What overwhelming evidence? Ford’s talk at Conway Hall did not include a single bit of data, and when he did mention a concept, he neglected to support them with references. Furthermore, he has clearly not read our paper, having cited the press release instead, where he focused on the words “crocodylians” and “aquatic feeders” in order to support his claims that dinosaurs lived in water. Had he taken the time to read what we had to say, he’d have known that cranial nerves associated with those canals, the trigeminal nerve (CNV), are found in a broad range of vertebrates, and is used for various functions (Fig. 2.). Yet this “lone-truther” stance he has taken up in his book, and when I saw him at the aforementioned talk, is as misinformed as it is aggressive.
Ford also goes on about how us palaeontologists ignore “reasonable” hypotheses:
“It’s the blindness to reasonable alternatives that dogs the heels of those who wish to innovate the science. The dinosaur palaeontologists endlessly repeat the same dogma, even when the evidence clearly shows it is nothing but fake news.”
Colleagues and I were certainly not blind to the fact that crocodylians possess these sensory structures. However, crocodylians are not the best creatures to compare dinosaur facial neurovasculature with, as they have evolved a unique sensory system unseen in other modern vertebrates in response to their secondarily derived aquatic ecology. Thus, using crocodilian cranial neurovasculature to back up claims dinosaurs were aquatic is misguided. Moreover, resurrecting outdated and refuted evidence isn’t innovating, either.
Colleagues and I are currently delving deeper into the role of this nerve complex in the dinosaur fossil record. We’re looking at ways to more accurately quantify the sensitivity of those systems, and thus refine our understanding of dinosaur neuroethology (that is to say, the neurological basis of behaviour). Our description of the neurovascular canals helped update ideas surrounding fossil remnants of this system, however there is still much work to be done in what promises to be an exciting time in palaeoneurology.
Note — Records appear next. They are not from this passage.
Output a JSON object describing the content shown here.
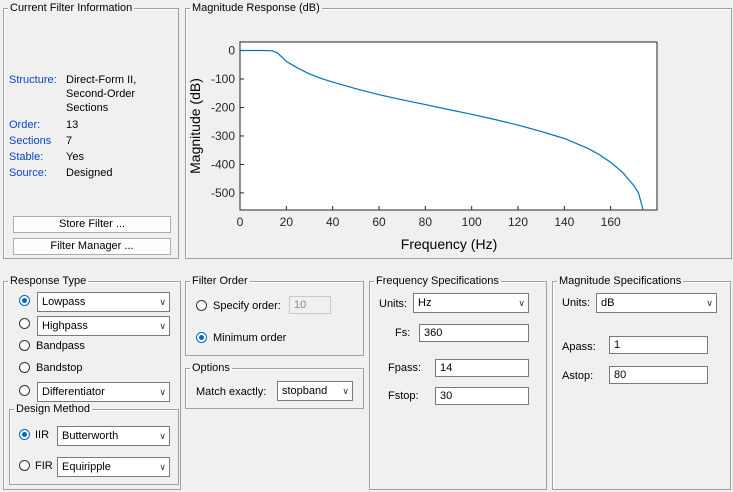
{
  "filter_info": {
    "legend": "Current Filter Information",
    "rows": [
      {
        "label": "Structure:",
        "value": "Direct-Form II, Second-Order Sections"
      },
      {
        "label": "Order:",
        "value": "13"
      },
      {
        "label": "Sections",
        "value": "7"
      },
      {
        "label": "Stable:",
        "value": "Yes"
      },
      {
        "label": "Source:",
        "value": "Designed"
      }
    ],
    "structure_lines": [
      "Direct-Form II,",
      "Second-Order",
      "Sections"
    ],
    "store_button": "Store Filter ...",
    "manager_button": "Filter Manager ..."
  },
  "magnitude_panel": {
    "legend": "Magnitude Response (dB)"
  },
  "chart_data": {
    "type": "line",
    "title": "",
    "xlabel": "Frequency (Hz)",
    "ylabel": "Magnitude (dB)",
    "xlim": [
      0,
      180
    ],
    "ylim": [
      -560,
      30
    ],
    "xticks": [
      0,
      20,
      40,
      60,
      80,
      100,
      120,
      140,
      160
    ],
    "yticks": [
      0,
      -100,
      -200,
      -300,
      -400,
      -500
    ],
    "grid": false,
    "line_color": "#0072bd",
    "series": [
      {
        "x": [
          0,
          10,
          14,
          16,
          18,
          20,
          25,
          30,
          35,
          40,
          50,
          60,
          70,
          80,
          90,
          100,
          110,
          120,
          130,
          140,
          150,
          155,
          160,
          165,
          170,
          172,
          174
        ],
        "y": [
          0,
          0,
          -1,
          -8,
          -22,
          -38,
          -62,
          -82,
          -98,
          -111,
          -134,
          -155,
          -173,
          -190,
          -207,
          -224,
          -242,
          -262,
          -284,
          -309,
          -343,
          -365,
          -393,
          -427,
          -474,
          -500,
          -560
        ]
      }
    ]
  },
  "response_type": {
    "legend": "Response Type",
    "options": [
      {
        "label": "Lowpass",
        "checked": true,
        "dropdown": "Lowpass"
      },
      {
        "label": "Highpass",
        "checked": false,
        "dropdown": "Highpass"
      },
      {
        "label": "Bandpass",
        "checked": false
      },
      {
        "label": "Bandstop",
        "checked": false
      },
      {
        "label": "Differentiator",
        "checked": false,
        "dropdown": "Differentiator"
      }
    ]
  },
  "design_method": {
    "legend": "Design Method",
    "iir": {
      "label": "IIR",
      "value": "Butterworth",
      "checked": true
    },
    "fir": {
      "label": "FIR",
      "value": "Equiripple",
      "checked": false
    }
  },
  "filter_order": {
    "legend": "Filter Order",
    "specify_label": "Specify order:",
    "specify_value": "10",
    "minimum_label": "Minimum order"
  },
  "options": {
    "legend": "Options",
    "match_label": "Match exactly:",
    "match_value": "stopband"
  },
  "freq_specs": {
    "legend": "Frequency Specifications",
    "units_label": "Units:",
    "units_value": "Hz",
    "fs_label": "Fs:",
    "fs_value": "360",
    "fpass_label": "Fpass:",
    "fpass_value": "14",
    "fstop_label": "Fstop:",
    "fstop_value": "30"
  },
  "mag_specs": {
    "legend": "Magnitude Specifications",
    "units_label": "Units:",
    "units_value": "dB",
    "apass_label": "Apass:",
    "apass_value": "1",
    "astop_label": "Astop:",
    "astop_value": "80"
  },
  "icons": {
    "dropdown": "chevron-down-icon",
    "radio": "radio-button"
  }
}
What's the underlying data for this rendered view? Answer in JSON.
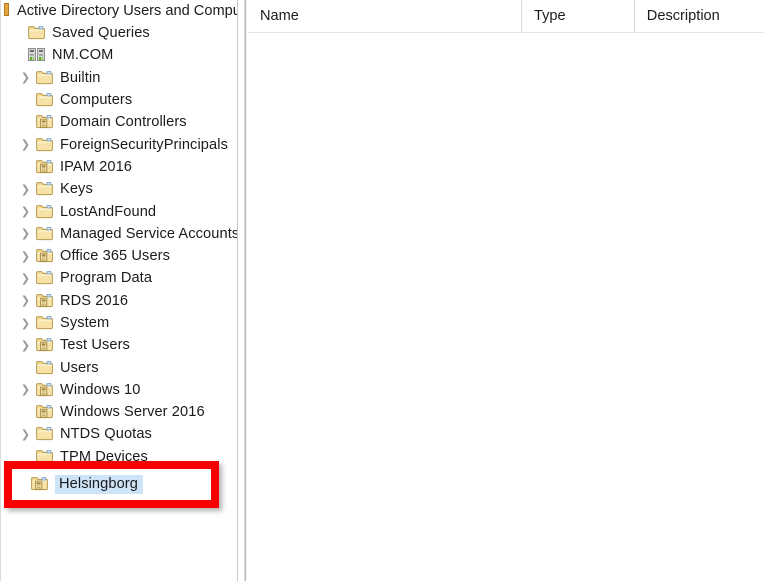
{
  "window": {
    "title": "Active Directory Users and Computers",
    "root_icon": "console-root-icon"
  },
  "colors": {
    "annotation_red": "#f80000",
    "selection_blue": "#cde3f7",
    "folder_yellow": "#f5dfa0",
    "chevron_gray": "#9a9a9a"
  },
  "tree": {
    "name": "Active Directory Users and Computers tree",
    "items": [
      {
        "label": "Saved Queries",
        "icon": "folder-icon",
        "level": 1,
        "expandable": false,
        "selected": false
      },
      {
        "label": "NM.COM",
        "icon": "domain-icon",
        "level": 1,
        "expandable": false,
        "selected": false
      },
      {
        "label": "Builtin",
        "icon": "folder-icon",
        "level": 2,
        "expandable": true,
        "selected": false
      },
      {
        "label": "Computers",
        "icon": "folder-icon",
        "level": 2,
        "expandable": false,
        "selected": false
      },
      {
        "label": "Domain Controllers",
        "icon": "ou-folder-icon",
        "level": 2,
        "expandable": false,
        "selected": false
      },
      {
        "label": "ForeignSecurityPrincipals",
        "icon": "folder-icon",
        "level": 2,
        "expandable": true,
        "selected": false
      },
      {
        "label": "IPAM 2016",
        "icon": "ou-folder-icon",
        "level": 2,
        "expandable": false,
        "selected": false
      },
      {
        "label": "Keys",
        "icon": "folder-icon",
        "level": 2,
        "expandable": true,
        "selected": false
      },
      {
        "label": "LostAndFound",
        "icon": "folder-icon",
        "level": 2,
        "expandable": true,
        "selected": false
      },
      {
        "label": "Managed Service Accounts",
        "icon": "folder-icon",
        "level": 2,
        "expandable": true,
        "selected": false
      },
      {
        "label": "Office 365 Users",
        "icon": "ou-folder-icon",
        "level": 2,
        "expandable": true,
        "selected": false
      },
      {
        "label": "Program Data",
        "icon": "folder-icon",
        "level": 2,
        "expandable": true,
        "selected": false
      },
      {
        "label": "RDS 2016",
        "icon": "ou-folder-icon",
        "level": 2,
        "expandable": true,
        "selected": false
      },
      {
        "label": "System",
        "icon": "folder-icon",
        "level": 2,
        "expandable": true,
        "selected": false
      },
      {
        "label": "Test Users",
        "icon": "ou-folder-icon",
        "level": 2,
        "expandable": true,
        "selected": false
      },
      {
        "label": "Users",
        "icon": "folder-icon",
        "level": 2,
        "expandable": false,
        "selected": false
      },
      {
        "label": "Windows 10",
        "icon": "ou-folder-icon",
        "level": 2,
        "expandable": true,
        "selected": false
      },
      {
        "label": "Windows Server 2016",
        "icon": "ou-folder-icon",
        "level": 2,
        "expandable": false,
        "selected": false
      },
      {
        "label": "NTDS Quotas",
        "icon": "folder-icon",
        "level": 2,
        "expandable": true,
        "selected": false
      },
      {
        "label": "TPM Devices",
        "icon": "folder-icon",
        "level": 2,
        "expandable": false,
        "selected": false
      }
    ],
    "highlighted_item": {
      "label": "Helsingborg",
      "icon": "ou-folder-icon",
      "level": 2,
      "expandable": false,
      "selected": true
    }
  },
  "list_pane": {
    "columns": [
      {
        "label": "Name"
      },
      {
        "label": "Type"
      },
      {
        "label": "Description"
      }
    ],
    "rows": []
  }
}
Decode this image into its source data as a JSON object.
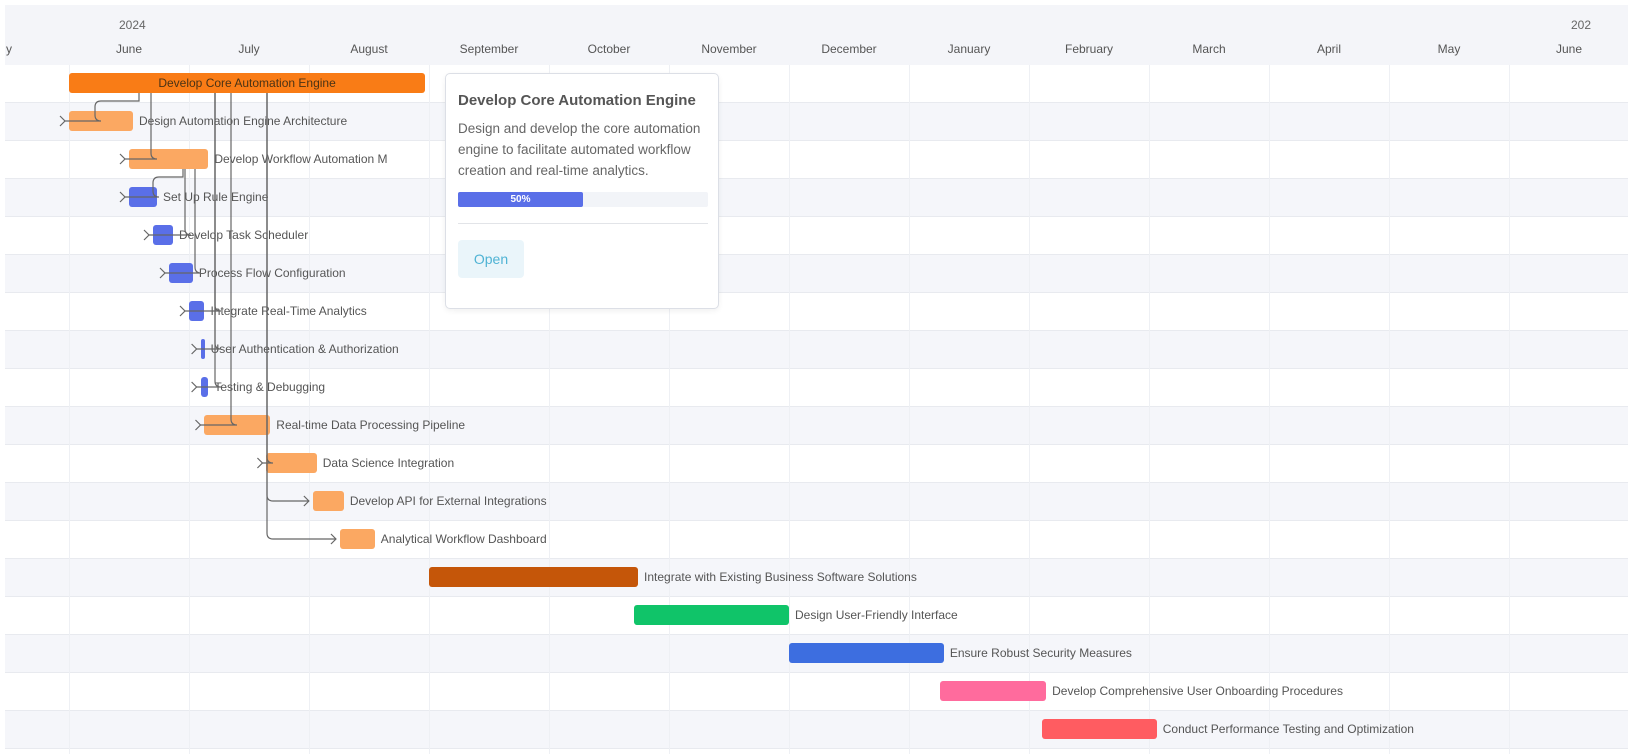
{
  "timeline": {
    "years": [
      "2024",
      "202"
    ],
    "months": [
      "y",
      "June",
      "July",
      "August",
      "September",
      "October",
      "November",
      "December",
      "January",
      "February",
      "March",
      "April",
      "May",
      "June"
    ]
  },
  "tasks": [
    {
      "name": "Develop Core Automation Engine",
      "start": "2024-06-01",
      "end": "2024-08-31",
      "color": "#f97c16"
    },
    {
      "name": "Design Automation Engine Architecture",
      "start": "2024-06-01",
      "end": "2024-06-17",
      "color": "#fba862"
    },
    {
      "name": "Develop Workflow Automation M",
      "start": "2024-06-16",
      "end": "2024-07-06",
      "color": "#fba862"
    },
    {
      "name": "Set Up Rule Engine",
      "start": "2024-06-16",
      "end": "2024-06-23",
      "color": "#5a6fe8"
    },
    {
      "name": "Develop Task Scheduler",
      "start": "2024-06-22",
      "end": "2024-06-27",
      "color": "#5a6fe8"
    },
    {
      "name": "Process Flow Configuration",
      "start": "2024-06-26",
      "end": "2024-07-02",
      "color": "#5a6fe8"
    },
    {
      "name": "Integrate Real-Time Analytics",
      "start": "2024-07-01",
      "end": "2024-07-05",
      "color": "#5a6fe8"
    },
    {
      "name": "User Authentication & Authorization",
      "start": "2024-07-04",
      "end": "2024-07-05",
      "color": "#5a6fe8"
    },
    {
      "name": "Testing & Debugging",
      "start": "2024-07-04",
      "end": "2024-07-06",
      "color": "#5a6fe8"
    },
    {
      "name": "Real-time Data Processing Pipeline",
      "start": "2024-07-05",
      "end": "2024-07-22",
      "color": "#fba862"
    },
    {
      "name": "Data Science Integration",
      "start": "2024-07-21",
      "end": "2024-08-03",
      "color": "#fba862"
    },
    {
      "name": "Develop API for External Integrations",
      "start": "2024-08-02",
      "end": "2024-08-10",
      "color": "#fba862"
    },
    {
      "name": "Analytical Workflow Dashboard",
      "start": "2024-08-09",
      "end": "2024-08-18",
      "color": "#fba862"
    },
    {
      "name": "Integrate with Existing Business Software Solutions",
      "start": "2024-09-01",
      "end": "2024-10-24",
      "color": "#c55609"
    },
    {
      "name": "Design User-Friendly Interface",
      "start": "2024-10-23",
      "end": "2024-12-01",
      "color": "#10c469"
    },
    {
      "name": "Ensure Robust Security Measures",
      "start": "2024-12-01",
      "end": "2025-01-10",
      "color": "#3d6ee0"
    },
    {
      "name": "Develop Comprehensive User Onboarding Procedures",
      "start": "2025-01-09",
      "end": "2025-02-05",
      "color": "#ff6b9d"
    },
    {
      "name": "Conduct Performance Testing and Optimization",
      "start": "2025-02-04",
      "end": "2025-03-03",
      "color": "#ff5c61"
    }
  ],
  "popup": {
    "title": "Develop Core Automation Engine",
    "description": "Design and develop the core automation engine to facilitate automated workflow creation and real-time analytics.",
    "progress": 0.5,
    "progress_label": "50%",
    "button_label": "Open"
  }
}
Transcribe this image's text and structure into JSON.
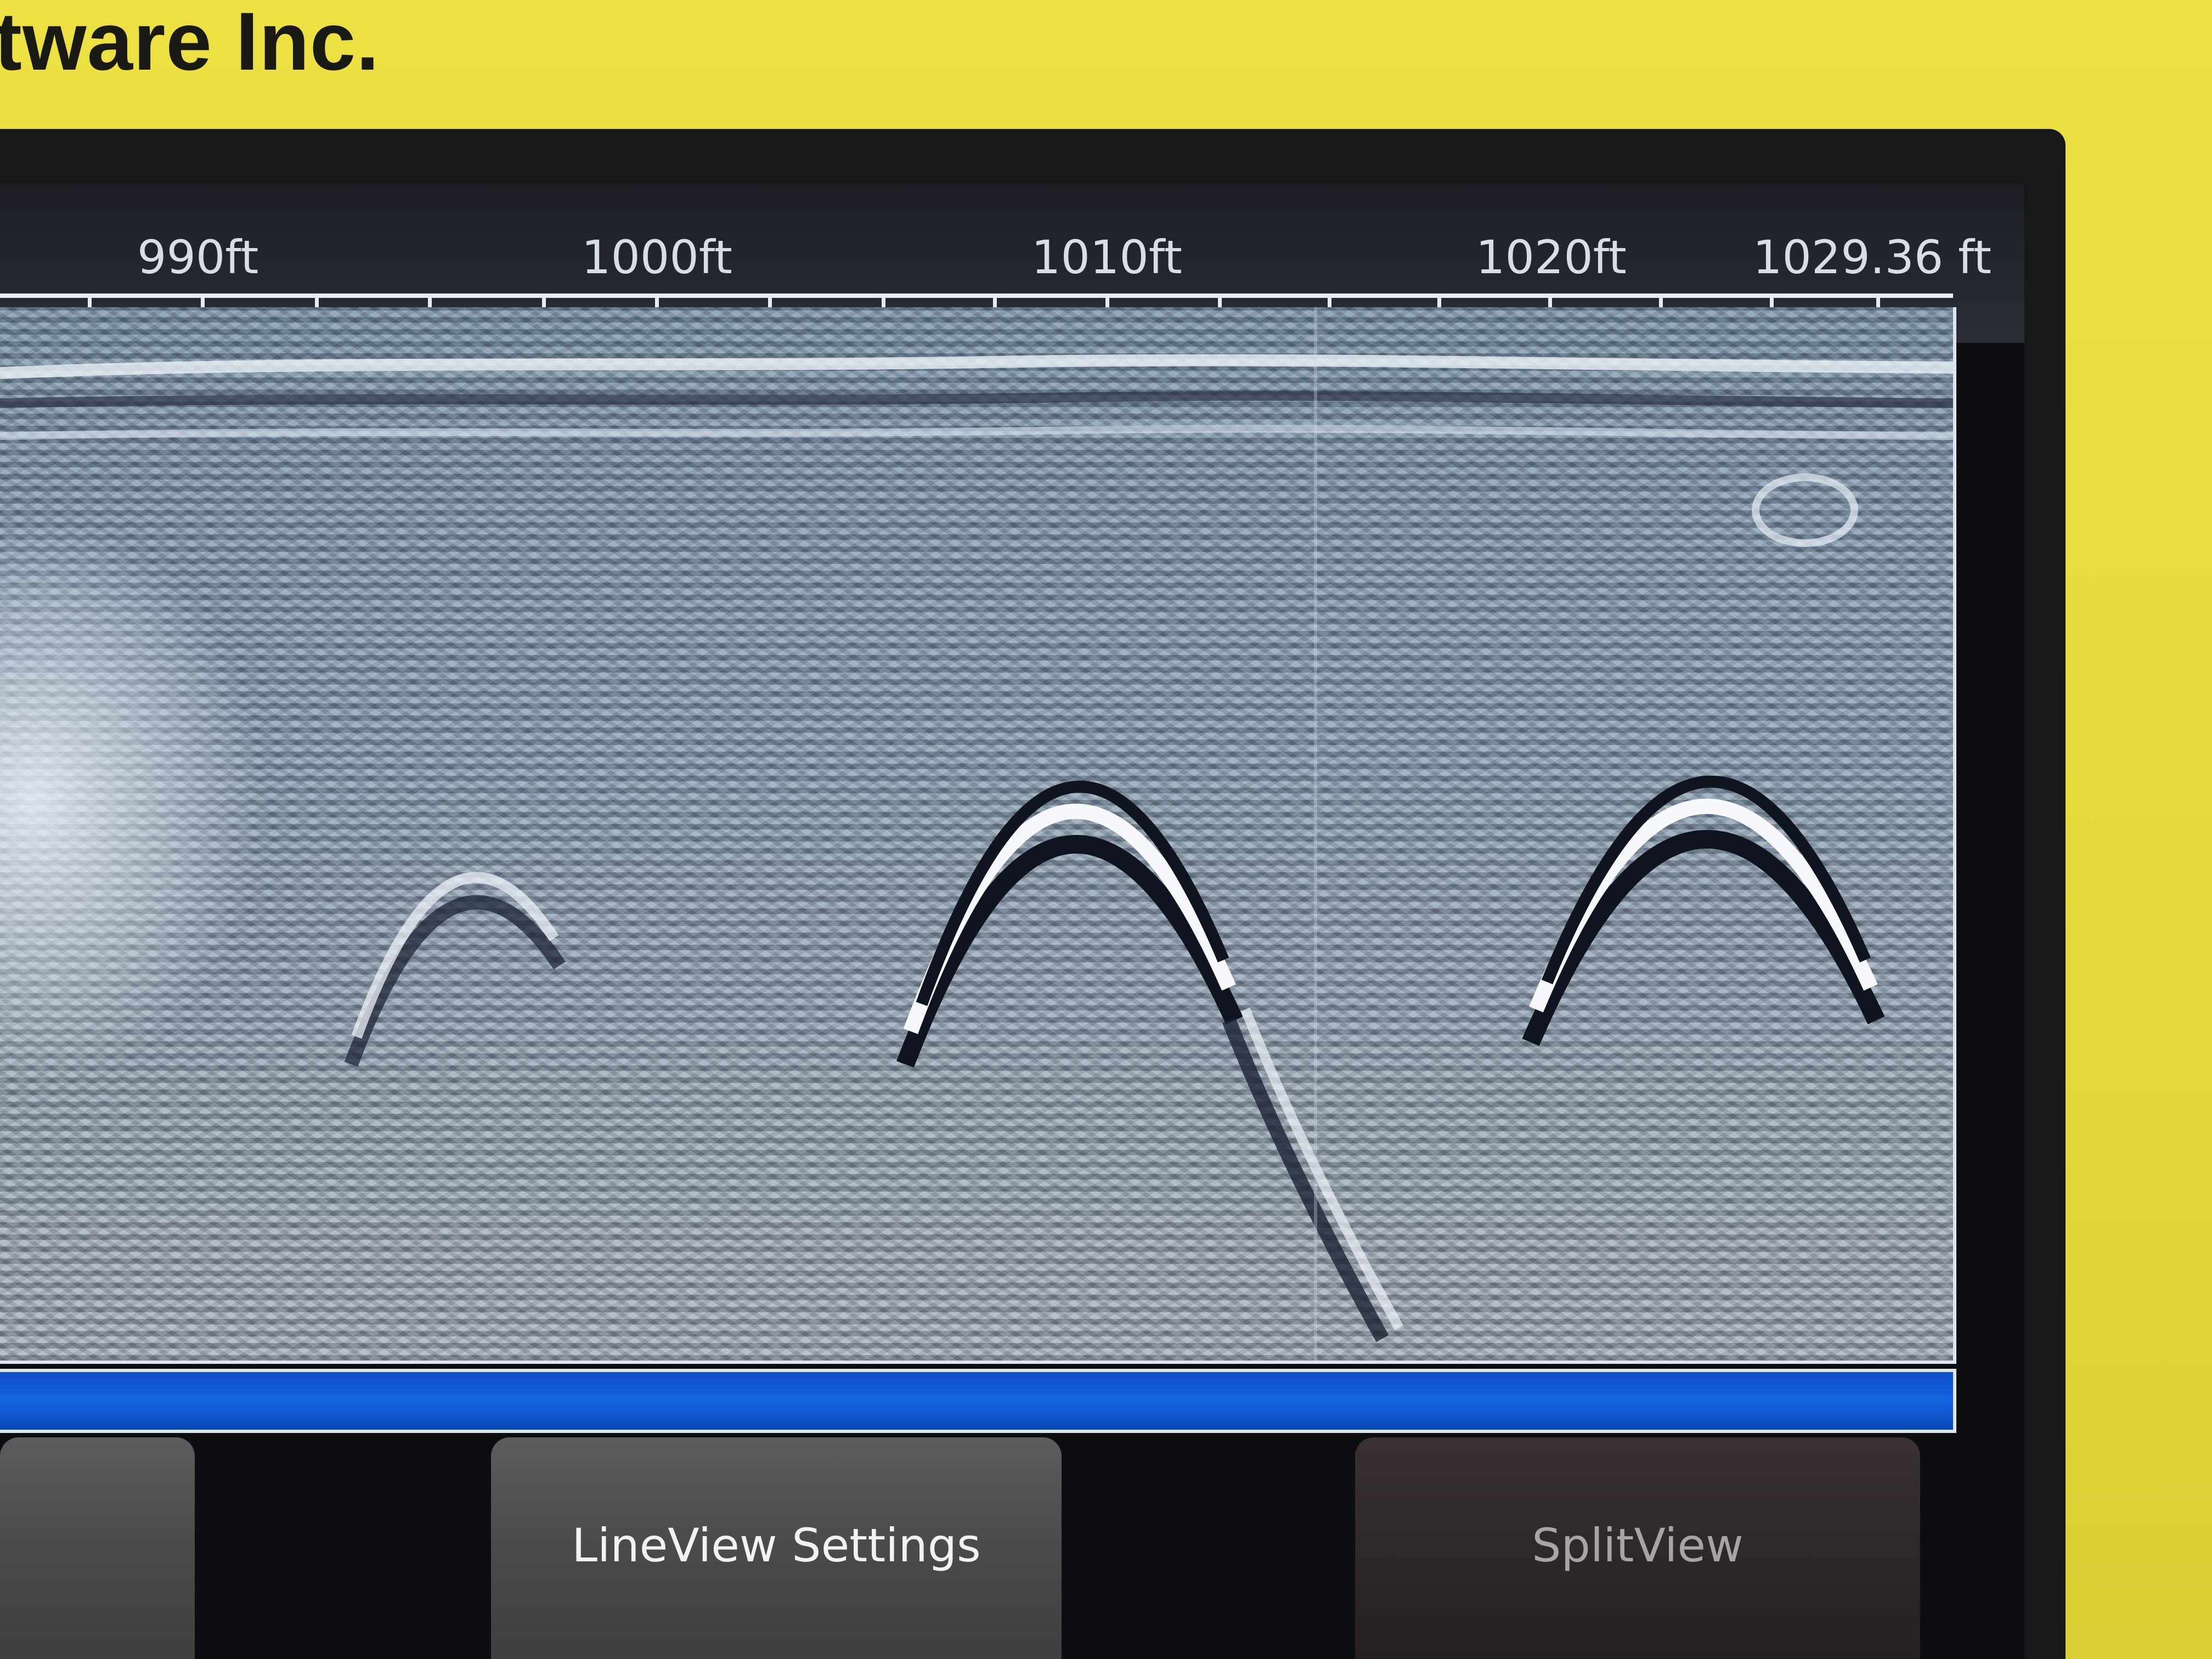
{
  "brand": {
    "text": "tware Inc."
  },
  "ruler": {
    "labels": [
      "990ft",
      "1000ft",
      "1010ft",
      "1020ft",
      "1029.36 ft"
    ]
  },
  "softkeys": {
    "left_label": "",
    "center_label": "LineView Settings",
    "right_label": "SplitView"
  },
  "colors": {
    "device_body": "#e6d83a",
    "status_bar": "#1565e0",
    "softkey": "#4a4a4a"
  }
}
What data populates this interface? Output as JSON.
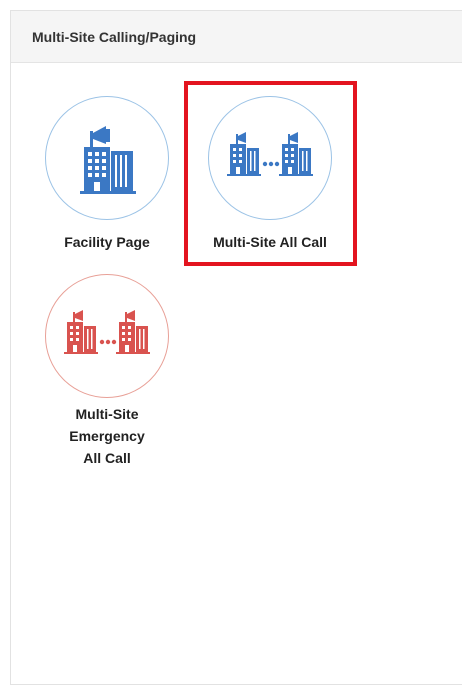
{
  "panel": {
    "title": "Multi-Site Calling/Paging"
  },
  "tiles": [
    {
      "label": "Facility Page",
      "icon": "facility-page-icon",
      "color": "#3b78c4"
    },
    {
      "label": "Multi-Site All Call",
      "icon": "multi-site-all-call-icon",
      "color": "#3b78c4",
      "highlighted": true
    },
    {
      "label_lines": [
        "Multi-Site",
        "Emergency",
        "All Call"
      ],
      "icon": "multi-site-emergency-all-call-icon",
      "color": "#d9534f"
    }
  ],
  "colors": {
    "highlight": "#e3141f",
    "icon_blue": "#3b78c4",
    "icon_red": "#d9534f"
  }
}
To sum up, just because crocodylians and dinosaurs have similar neurovasculature does not mean they share the same ecology. In addition, whilst some semi-aquatic dinosaurs do seem to have existed, and show evidence for rostral neurovascular systems (e.g. Spinosaurus, Halszkaraptor), we are yet to determine whether these functioned in a manner similar to those of crocodylians. The erroneous concepts put forward by Ford are not restricted to (paleo)neurology- the entire book is littered with misinformation and outrageous, unbacked claims. He does so much cherry-picking he might as well replace the agricultural labourers that have ghosted from British fields since Brexit was announced.
And, to top it all off, he arrogantly tells me that I need to read his book.
No thanks, Brian, I think I’ll pass.